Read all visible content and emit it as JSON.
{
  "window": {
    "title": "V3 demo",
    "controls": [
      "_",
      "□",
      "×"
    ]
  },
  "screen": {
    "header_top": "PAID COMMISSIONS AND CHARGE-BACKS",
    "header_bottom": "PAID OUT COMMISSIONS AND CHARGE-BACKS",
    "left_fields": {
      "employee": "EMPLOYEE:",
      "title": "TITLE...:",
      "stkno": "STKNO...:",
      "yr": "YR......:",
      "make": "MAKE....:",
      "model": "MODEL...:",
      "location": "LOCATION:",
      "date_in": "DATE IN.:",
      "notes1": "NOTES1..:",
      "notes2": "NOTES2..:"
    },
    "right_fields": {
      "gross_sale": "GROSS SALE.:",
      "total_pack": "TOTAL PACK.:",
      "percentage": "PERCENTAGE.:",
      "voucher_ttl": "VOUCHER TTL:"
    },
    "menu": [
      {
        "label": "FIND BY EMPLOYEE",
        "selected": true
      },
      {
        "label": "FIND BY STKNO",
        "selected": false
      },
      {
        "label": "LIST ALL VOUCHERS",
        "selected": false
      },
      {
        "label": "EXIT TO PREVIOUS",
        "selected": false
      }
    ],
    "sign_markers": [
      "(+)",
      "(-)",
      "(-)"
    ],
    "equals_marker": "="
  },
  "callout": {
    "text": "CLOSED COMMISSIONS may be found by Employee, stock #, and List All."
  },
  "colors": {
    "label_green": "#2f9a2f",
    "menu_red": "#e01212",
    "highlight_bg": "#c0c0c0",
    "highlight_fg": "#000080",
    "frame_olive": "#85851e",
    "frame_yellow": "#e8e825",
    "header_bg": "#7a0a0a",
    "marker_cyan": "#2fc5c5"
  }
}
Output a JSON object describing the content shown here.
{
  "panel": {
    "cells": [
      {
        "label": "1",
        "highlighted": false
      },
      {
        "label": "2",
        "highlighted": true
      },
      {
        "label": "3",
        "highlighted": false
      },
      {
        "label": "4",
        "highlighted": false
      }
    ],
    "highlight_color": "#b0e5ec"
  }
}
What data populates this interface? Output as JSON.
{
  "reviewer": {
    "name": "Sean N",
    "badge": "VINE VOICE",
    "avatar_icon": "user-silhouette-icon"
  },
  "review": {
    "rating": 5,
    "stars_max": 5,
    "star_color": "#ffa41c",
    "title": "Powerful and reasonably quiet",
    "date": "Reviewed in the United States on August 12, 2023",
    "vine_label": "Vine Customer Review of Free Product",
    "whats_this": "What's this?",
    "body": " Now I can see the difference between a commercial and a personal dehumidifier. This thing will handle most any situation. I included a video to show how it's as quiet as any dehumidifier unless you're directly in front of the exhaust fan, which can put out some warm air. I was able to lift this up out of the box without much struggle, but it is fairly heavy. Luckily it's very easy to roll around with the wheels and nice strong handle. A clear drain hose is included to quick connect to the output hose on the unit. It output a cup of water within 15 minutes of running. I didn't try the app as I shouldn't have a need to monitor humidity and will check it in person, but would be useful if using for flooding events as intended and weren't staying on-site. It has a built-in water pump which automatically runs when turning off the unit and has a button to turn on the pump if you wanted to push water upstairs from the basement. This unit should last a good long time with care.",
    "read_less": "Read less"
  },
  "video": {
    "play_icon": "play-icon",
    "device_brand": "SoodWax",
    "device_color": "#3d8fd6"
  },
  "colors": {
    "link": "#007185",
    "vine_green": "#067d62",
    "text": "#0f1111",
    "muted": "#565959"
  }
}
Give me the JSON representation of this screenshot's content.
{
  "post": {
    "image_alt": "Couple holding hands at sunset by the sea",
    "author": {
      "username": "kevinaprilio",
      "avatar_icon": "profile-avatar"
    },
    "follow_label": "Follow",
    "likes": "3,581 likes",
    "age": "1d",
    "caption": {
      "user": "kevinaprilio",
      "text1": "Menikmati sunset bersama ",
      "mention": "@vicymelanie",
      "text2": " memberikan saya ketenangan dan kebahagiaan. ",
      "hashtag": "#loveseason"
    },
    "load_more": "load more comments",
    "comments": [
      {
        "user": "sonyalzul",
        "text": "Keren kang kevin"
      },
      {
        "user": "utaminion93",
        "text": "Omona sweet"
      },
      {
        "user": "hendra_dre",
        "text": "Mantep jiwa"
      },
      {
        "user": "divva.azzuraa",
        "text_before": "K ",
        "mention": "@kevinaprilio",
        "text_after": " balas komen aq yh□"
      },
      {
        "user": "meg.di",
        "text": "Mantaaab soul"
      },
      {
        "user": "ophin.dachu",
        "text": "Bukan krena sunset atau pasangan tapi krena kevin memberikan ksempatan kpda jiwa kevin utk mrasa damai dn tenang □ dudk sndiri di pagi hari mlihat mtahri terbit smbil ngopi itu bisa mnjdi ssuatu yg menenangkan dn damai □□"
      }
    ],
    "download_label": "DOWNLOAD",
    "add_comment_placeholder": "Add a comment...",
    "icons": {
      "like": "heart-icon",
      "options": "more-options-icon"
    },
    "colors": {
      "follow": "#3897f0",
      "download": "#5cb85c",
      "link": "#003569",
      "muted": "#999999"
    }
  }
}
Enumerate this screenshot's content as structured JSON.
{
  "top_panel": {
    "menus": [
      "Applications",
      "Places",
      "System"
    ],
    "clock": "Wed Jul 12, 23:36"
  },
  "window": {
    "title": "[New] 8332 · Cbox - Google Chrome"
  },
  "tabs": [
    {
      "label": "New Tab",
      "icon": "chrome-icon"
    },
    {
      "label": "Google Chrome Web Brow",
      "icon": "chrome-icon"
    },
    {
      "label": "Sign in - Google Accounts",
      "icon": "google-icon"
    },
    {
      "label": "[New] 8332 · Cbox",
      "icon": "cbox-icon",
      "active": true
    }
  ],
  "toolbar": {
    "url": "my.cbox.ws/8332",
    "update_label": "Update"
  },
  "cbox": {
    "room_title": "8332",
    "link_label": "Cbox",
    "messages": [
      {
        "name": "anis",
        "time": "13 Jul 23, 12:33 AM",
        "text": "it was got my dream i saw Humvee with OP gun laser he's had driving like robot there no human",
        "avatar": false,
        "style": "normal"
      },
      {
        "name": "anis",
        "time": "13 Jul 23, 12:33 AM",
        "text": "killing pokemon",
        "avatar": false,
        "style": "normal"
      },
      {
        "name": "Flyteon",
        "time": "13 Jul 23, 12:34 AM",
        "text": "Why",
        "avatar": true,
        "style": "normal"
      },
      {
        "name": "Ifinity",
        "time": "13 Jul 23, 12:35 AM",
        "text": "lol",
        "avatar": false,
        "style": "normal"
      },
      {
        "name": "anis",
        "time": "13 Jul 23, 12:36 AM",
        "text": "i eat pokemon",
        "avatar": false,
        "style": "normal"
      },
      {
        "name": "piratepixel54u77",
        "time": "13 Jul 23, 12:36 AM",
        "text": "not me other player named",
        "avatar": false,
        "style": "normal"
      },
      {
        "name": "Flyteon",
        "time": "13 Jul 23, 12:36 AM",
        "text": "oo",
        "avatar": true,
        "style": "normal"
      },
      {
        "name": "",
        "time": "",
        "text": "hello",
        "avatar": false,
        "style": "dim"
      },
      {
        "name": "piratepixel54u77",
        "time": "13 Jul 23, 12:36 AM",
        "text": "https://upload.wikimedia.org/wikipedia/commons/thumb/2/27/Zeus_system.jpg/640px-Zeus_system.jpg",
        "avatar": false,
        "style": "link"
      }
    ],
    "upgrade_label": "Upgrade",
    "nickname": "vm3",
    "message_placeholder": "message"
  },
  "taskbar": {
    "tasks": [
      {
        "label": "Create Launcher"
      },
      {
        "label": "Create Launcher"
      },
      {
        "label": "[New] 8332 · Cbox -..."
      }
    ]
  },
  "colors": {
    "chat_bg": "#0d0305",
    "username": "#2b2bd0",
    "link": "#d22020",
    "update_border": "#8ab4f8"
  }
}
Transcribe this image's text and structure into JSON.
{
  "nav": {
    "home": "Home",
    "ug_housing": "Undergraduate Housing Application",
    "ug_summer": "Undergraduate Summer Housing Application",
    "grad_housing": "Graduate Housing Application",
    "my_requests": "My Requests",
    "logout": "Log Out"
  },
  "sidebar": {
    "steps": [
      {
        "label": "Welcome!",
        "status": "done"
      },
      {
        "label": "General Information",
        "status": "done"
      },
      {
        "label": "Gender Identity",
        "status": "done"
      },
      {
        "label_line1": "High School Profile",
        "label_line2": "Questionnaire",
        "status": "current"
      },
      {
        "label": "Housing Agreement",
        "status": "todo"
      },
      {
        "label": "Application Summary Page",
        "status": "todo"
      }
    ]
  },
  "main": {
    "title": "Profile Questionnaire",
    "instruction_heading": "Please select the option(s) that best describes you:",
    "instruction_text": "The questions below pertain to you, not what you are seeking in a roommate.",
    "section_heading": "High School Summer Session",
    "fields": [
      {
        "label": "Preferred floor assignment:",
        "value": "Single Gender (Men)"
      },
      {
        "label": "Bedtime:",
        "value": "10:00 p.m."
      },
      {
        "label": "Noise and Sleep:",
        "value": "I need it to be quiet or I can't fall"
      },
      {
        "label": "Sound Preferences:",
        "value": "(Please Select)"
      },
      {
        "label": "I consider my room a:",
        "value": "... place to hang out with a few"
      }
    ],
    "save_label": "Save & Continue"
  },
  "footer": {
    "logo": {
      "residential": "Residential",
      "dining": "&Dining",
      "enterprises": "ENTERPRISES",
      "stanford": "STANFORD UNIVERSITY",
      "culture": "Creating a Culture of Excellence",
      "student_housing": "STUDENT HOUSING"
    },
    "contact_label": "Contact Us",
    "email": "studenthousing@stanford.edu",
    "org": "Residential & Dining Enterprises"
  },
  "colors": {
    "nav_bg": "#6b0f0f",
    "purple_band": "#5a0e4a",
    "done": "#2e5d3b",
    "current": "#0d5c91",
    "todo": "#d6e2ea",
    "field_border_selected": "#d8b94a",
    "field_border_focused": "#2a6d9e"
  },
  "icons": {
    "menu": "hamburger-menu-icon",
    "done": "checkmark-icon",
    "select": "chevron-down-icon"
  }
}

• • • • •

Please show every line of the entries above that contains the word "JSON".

SOLUTION TO THIS EXERCISE =>
Read all visible content and emit it as JSON.
Output a JSON object describing the content shown here.
What data populates this interface? Output as JSON.
Give me the JSON representation of this screenshot's content.
Enumerate this screenshot's content as structured JSON.
Transcribe this image's text and structure into JSON.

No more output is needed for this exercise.